I have an appetite for border districts that my stomach doesn't appreciate. The indecipherable scrawl of my travel journals from these culinary marchlands is illuminated by a few exuberant passages of clear block print, representing something I knew my future sedentary self would savour—but it's never the food.

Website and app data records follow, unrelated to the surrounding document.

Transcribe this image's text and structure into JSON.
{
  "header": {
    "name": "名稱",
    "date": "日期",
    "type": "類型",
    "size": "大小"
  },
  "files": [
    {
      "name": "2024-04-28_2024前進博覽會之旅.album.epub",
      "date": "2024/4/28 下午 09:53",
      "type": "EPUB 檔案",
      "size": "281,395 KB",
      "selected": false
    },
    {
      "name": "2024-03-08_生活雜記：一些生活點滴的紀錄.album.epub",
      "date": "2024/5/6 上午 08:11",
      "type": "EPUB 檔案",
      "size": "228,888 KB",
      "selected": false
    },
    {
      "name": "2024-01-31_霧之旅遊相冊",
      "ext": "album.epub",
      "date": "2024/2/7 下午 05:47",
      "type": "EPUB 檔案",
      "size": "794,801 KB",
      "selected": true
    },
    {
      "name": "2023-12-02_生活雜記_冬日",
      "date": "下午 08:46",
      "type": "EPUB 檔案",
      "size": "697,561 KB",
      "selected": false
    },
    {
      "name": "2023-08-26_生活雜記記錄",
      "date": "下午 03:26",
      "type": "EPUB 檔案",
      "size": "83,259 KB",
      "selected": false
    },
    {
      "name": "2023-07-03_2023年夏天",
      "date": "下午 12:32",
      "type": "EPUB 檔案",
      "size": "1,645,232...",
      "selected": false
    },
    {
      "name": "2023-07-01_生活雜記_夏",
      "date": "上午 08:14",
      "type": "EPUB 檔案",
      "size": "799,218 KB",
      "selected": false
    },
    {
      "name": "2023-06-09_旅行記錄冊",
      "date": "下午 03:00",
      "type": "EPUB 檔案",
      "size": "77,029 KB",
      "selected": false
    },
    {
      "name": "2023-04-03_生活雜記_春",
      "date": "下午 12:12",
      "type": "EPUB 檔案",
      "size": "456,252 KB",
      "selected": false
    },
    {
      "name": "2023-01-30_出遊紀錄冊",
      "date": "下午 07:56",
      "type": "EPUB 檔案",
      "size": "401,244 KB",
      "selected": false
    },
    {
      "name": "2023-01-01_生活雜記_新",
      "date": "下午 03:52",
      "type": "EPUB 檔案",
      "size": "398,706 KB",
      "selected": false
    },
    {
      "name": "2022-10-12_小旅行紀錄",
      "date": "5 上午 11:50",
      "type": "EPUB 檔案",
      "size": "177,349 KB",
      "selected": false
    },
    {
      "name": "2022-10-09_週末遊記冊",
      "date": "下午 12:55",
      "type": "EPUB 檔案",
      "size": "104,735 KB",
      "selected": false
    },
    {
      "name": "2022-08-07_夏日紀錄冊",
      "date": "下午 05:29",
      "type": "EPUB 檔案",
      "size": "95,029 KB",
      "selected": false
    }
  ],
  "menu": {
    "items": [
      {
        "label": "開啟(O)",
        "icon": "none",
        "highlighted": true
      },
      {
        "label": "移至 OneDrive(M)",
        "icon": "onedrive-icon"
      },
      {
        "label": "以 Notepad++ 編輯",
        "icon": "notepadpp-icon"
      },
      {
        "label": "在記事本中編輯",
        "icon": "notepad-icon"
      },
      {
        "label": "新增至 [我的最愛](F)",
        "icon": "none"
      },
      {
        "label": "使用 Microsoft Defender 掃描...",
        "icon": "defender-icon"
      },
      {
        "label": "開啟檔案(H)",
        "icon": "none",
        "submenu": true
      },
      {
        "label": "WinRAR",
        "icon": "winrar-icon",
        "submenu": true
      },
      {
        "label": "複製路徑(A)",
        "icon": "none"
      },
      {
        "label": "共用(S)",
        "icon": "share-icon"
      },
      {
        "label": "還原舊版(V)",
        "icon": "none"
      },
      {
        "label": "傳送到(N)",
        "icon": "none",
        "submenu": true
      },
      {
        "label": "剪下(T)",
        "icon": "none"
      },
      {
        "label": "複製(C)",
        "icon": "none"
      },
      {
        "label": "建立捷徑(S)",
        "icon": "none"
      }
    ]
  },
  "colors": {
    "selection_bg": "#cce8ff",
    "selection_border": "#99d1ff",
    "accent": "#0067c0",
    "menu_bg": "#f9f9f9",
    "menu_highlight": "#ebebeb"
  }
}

Often it's a conversation—sometimes a visual epiphany, occasionally a narcotic, and quite frequently a beverage. The hot, sweet goat milk of Nirda, the pepper tea of Munsiari, the effervescent cold chhang of Kaza, and welcome tots of 'defence' rum all over the place. And though there have been a few gastronomic adventures that left me too shaken to record, I can recall these bilious madeleines at will. I wish I could forget them. The clumpy thukpa with a whiff of donkey ordure that induced projectile vomiting on the snows of Parangla. The tunafish and Orange Tang tea on the plains near Hanle (which I quite enjoyed at the time, but then again, that was almost a beverage). The boiled macaque that I hurled over a campfire in Arunachal. It's alimentary: the closer you get to the border, the more you miss Maggi.